For a phone to support fast 3G (technically, EDGE is still 3G) on T-Mobile in most of the U.S., it needs to have both 1700MHz and 2100MHz support.

For a small but growing portion of users where 1900MHz spectrum was repurposed from EDGE to HSPA by T-Mobile, this won't apply. But once you leave any of those areas — find them here — you'll be stuck on the big E and have poor speeds. Technically, the phone is still compatible because you have a voice and data connection, but its a data connection that sucks. Nobody wants a network that sucks.

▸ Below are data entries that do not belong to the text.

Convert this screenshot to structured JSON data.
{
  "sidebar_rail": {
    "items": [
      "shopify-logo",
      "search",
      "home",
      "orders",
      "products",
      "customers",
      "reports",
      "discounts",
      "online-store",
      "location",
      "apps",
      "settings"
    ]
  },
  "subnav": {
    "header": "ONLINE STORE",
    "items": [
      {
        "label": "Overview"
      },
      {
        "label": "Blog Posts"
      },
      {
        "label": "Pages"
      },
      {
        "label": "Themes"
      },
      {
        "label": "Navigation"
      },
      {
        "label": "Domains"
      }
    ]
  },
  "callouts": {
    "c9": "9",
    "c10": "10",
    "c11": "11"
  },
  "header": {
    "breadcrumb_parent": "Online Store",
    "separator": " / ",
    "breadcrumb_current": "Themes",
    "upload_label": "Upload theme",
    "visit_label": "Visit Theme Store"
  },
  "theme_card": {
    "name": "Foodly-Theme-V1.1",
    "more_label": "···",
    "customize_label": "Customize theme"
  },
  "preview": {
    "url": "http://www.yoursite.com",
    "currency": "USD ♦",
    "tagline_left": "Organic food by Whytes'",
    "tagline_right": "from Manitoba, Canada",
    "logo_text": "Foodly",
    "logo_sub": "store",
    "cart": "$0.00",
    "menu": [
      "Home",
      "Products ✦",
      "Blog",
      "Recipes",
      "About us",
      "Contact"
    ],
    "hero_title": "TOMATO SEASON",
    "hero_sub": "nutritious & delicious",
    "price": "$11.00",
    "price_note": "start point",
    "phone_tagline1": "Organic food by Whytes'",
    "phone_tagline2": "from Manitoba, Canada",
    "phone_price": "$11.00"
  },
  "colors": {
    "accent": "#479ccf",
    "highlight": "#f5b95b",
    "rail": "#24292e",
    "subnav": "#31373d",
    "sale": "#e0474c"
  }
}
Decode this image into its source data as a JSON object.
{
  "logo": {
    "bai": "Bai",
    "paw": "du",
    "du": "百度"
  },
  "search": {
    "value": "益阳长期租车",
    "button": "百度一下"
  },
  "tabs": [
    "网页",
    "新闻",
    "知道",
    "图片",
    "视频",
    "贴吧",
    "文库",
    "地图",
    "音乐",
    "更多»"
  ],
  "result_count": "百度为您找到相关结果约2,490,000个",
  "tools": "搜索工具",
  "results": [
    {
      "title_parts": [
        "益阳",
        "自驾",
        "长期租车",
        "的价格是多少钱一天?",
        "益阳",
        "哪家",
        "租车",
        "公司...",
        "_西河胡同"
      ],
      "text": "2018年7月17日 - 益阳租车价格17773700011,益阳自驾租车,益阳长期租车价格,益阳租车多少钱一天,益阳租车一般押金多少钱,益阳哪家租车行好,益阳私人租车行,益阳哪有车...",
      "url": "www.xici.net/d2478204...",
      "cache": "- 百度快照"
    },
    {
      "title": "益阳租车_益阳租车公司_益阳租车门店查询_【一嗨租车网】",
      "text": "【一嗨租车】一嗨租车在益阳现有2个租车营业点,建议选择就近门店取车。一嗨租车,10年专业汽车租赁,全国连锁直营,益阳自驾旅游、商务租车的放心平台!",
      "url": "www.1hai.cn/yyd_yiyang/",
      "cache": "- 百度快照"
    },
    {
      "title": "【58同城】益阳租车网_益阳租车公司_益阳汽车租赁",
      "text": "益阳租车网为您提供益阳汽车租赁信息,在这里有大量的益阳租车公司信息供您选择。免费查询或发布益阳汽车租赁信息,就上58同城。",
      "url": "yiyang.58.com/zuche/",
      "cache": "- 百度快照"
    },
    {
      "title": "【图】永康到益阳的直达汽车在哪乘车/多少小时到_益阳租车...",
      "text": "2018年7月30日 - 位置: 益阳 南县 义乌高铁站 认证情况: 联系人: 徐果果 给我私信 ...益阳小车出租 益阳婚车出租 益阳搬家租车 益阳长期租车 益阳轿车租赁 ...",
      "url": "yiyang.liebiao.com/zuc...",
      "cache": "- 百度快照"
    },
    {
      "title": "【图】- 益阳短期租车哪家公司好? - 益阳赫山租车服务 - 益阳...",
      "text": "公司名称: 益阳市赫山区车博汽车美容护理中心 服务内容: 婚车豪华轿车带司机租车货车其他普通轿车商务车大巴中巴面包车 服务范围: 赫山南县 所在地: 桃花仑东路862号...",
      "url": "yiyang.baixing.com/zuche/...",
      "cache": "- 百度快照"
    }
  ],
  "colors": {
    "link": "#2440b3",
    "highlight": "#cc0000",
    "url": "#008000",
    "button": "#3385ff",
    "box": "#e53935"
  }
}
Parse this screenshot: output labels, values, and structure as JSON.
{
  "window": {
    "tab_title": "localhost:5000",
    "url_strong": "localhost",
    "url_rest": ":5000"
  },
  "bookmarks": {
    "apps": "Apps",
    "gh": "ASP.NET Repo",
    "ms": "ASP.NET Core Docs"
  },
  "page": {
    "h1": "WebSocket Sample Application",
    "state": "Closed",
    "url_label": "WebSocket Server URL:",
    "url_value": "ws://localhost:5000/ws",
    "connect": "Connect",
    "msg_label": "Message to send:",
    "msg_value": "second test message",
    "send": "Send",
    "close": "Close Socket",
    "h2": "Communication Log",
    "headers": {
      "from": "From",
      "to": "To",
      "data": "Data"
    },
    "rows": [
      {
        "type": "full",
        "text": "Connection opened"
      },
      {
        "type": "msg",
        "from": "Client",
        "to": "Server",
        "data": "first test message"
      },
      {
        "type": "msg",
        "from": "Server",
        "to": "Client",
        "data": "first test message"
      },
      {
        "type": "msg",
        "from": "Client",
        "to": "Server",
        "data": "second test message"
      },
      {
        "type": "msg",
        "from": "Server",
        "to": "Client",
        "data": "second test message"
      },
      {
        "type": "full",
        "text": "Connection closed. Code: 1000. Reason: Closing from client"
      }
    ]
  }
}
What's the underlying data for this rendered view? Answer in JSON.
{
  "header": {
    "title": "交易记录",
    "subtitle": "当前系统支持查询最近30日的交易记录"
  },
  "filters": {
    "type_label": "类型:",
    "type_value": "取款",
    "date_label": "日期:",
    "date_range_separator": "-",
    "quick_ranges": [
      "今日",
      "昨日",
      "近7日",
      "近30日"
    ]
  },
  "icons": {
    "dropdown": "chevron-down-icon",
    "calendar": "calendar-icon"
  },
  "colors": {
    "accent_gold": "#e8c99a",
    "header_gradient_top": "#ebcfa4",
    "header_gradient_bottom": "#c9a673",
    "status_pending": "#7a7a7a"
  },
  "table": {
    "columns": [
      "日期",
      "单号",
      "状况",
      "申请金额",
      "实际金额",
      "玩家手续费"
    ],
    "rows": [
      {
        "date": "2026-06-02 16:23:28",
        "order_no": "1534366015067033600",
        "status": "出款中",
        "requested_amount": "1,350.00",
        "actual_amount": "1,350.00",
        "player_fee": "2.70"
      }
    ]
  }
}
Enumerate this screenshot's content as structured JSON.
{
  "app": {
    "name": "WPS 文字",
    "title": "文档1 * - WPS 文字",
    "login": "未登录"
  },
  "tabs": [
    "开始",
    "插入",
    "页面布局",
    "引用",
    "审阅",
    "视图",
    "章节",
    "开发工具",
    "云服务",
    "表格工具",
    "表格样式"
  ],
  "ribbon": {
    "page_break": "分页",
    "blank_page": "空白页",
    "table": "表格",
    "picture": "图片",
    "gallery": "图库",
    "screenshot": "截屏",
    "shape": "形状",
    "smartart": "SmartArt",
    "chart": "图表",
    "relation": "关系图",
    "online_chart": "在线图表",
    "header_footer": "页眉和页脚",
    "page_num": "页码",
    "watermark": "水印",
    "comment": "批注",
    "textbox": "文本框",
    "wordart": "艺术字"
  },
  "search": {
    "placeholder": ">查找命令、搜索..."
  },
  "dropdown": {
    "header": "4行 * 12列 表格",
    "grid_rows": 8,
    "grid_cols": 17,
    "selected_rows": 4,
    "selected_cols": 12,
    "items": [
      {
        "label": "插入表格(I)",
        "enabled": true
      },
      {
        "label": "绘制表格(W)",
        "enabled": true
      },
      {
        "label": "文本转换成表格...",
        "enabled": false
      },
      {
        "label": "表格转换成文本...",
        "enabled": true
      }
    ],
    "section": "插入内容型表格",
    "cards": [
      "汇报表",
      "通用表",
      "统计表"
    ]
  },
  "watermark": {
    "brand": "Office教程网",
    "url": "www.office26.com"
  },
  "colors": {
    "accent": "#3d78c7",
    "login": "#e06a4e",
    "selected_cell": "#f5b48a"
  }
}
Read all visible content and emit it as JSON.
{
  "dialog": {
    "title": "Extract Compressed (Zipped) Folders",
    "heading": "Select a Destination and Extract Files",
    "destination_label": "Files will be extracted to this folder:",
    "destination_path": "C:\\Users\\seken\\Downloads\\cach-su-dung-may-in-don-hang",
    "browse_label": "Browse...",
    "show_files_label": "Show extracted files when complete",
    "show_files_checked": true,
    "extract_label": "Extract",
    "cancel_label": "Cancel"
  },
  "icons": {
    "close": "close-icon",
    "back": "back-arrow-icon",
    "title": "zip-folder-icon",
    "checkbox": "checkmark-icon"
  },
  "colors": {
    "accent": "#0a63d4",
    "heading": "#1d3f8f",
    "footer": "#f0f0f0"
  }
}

LTE support, while a different animal, is also something to consider. T-Mobile uses the 1700Mhz frequency on channels D, E and F. That's E-UTRA (Evolved UMTS Terrestrial Radio Access) Band 4 and is commonly known (by folks to whom this sort of thing is common) as AWS-1. If your phone doesn't support it, you won't get LTE on T-Mobile.

This isn't really new. We saw the same thing with the HTC One Google Play edition. Great phone on AT&T, great phone with a not so great network for most people on T-Mobile when they weren't in an area with LTE.

Until phones that can support every GSM/UMTS/HSPA/EDGE/LTE radio are invented, or something happens that makes all GSM networks interoperable on all frequencies, this is something we have to deal with. We're just here to try and give the heads up before you start putting money into anyone's cash register.

Jerry Hildenbrand
Senior Editor — Google Ecosystem

Jerry is an amateur woodworker and struggling shade tree mechanic. There's nothing he can't take apart, but many things he can't reassemble. You'll find him writing and speaking his loud opinion on Android Central and occasionally on Twitter.